*Listed records*
------------

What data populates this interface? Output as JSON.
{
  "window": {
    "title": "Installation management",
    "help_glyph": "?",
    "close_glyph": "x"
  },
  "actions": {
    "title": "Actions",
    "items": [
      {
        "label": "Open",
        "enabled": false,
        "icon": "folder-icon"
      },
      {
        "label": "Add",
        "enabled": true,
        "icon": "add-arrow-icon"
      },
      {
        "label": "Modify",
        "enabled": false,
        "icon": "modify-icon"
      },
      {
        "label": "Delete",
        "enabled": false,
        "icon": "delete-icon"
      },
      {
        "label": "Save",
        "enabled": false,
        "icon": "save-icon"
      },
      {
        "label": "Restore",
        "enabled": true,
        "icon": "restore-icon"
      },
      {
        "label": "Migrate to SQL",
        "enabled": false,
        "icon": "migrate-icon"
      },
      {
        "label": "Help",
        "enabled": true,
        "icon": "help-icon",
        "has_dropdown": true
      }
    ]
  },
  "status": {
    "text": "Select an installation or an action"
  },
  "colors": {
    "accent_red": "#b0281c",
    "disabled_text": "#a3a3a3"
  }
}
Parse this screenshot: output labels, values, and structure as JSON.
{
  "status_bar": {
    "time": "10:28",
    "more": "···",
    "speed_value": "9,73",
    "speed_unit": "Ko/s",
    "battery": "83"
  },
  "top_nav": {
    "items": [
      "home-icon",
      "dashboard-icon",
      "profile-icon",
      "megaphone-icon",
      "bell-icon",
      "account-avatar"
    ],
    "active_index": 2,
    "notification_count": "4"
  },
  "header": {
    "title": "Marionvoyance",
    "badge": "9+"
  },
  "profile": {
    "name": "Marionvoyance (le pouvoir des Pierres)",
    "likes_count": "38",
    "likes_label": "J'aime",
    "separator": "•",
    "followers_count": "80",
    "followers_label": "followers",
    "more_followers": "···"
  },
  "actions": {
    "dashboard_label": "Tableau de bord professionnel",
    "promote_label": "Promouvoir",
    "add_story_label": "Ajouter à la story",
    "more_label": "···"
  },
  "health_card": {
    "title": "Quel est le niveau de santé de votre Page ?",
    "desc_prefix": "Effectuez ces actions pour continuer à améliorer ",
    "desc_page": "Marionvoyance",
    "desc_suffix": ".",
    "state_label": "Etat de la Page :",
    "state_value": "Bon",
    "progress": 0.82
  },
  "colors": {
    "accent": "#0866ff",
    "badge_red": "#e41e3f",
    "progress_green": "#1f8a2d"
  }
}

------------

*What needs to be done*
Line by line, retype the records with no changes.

*Task solution*
What data populates this interface? Output as JSON.
{
  "window": {
    "title": "Installation management",
    "help_glyph": "?",
    "close_glyph": "x"
  },
  "actions": {
    "title": "Actions",
    "items": [
      {
        "label": "Open",
        "enabled": false,
        "icon": "folder-icon"
      },
      {
        "label": "Add",
        "enabled": true,
        "icon": "add-arrow-icon"
      },
      {
        "label": "Modify",
        "enabled": false,
        "icon": "modify-icon"
      },
      {
        "label": "Delete",
        "enabled": false,
        "icon": "delete-icon"
      },
      {
        "label": "Save",
        "enabled": false,
        "icon": "save-icon"
      },
      {
        "label": "Restore",
        "enabled": true,
        "icon": "restore-icon"
      },
      {
        "label": "Migrate to SQL",
        "enabled": false,
        "icon": "migrate-icon"
      },
      {
        "label": "Help",
        "enabled": true,
        "icon": "help-icon",
        "has_dropdown": true
      }
    ]
  },
  "status": {
    "text": "Select an installation or an action"
  },
  "colors": {
    "accent_red": "#b0281c",
    "disabled_text": "#a3a3a3"
  }
}
Parse this screenshot: output labels, values, and structure as JSON.
{
  "status_bar": {
    "time": "10:28",
    "more": "···",
    "speed_value": "9,73",
    "speed_unit": "Ko/s",
    "battery": "83"
  },
  "top_nav": {
    "items": [
      "home-icon",
      "dashboard-icon",
      "profile-icon",
      "megaphone-icon",
      "bell-icon",
      "account-avatar"
    ],
    "active_index": 2,
    "notification_count": "4"
  },
  "header": {
    "title": "Marionvoyance",
    "badge": "9+"
  },
  "profile": {
    "name": "Marionvoyance (le pouvoir des Pierres)",
    "likes_count": "38",
    "likes_label": "J'aime",
    "separator": "•",
    "followers_count": "80",
    "followers_label": "followers",
    "more_followers": "···"
  },
  "actions": {
    "dashboard_label": "Tableau de bord professionnel",
    "promote_label": "Promouvoir",
    "add_story_label": "Ajouter à la story",
    "more_label": "···"
  },
  "health_card": {
    "title": "Quel est le niveau de santé de votre Page ?",
    "desc_prefix": "Effectuez ces actions pour continuer à améliorer ",
    "desc_page": "Marionvoyance",
    "desc_suffix": ".",
    "state_label": "Etat de la Page :",
    "state_value": "Bon",
    "progress": 0.82
  },
  "colors": {
    "accent": "#0866ff",
    "badge_red": "#e41e3f",
    "progress_green": "#1f8a2d"
  }
}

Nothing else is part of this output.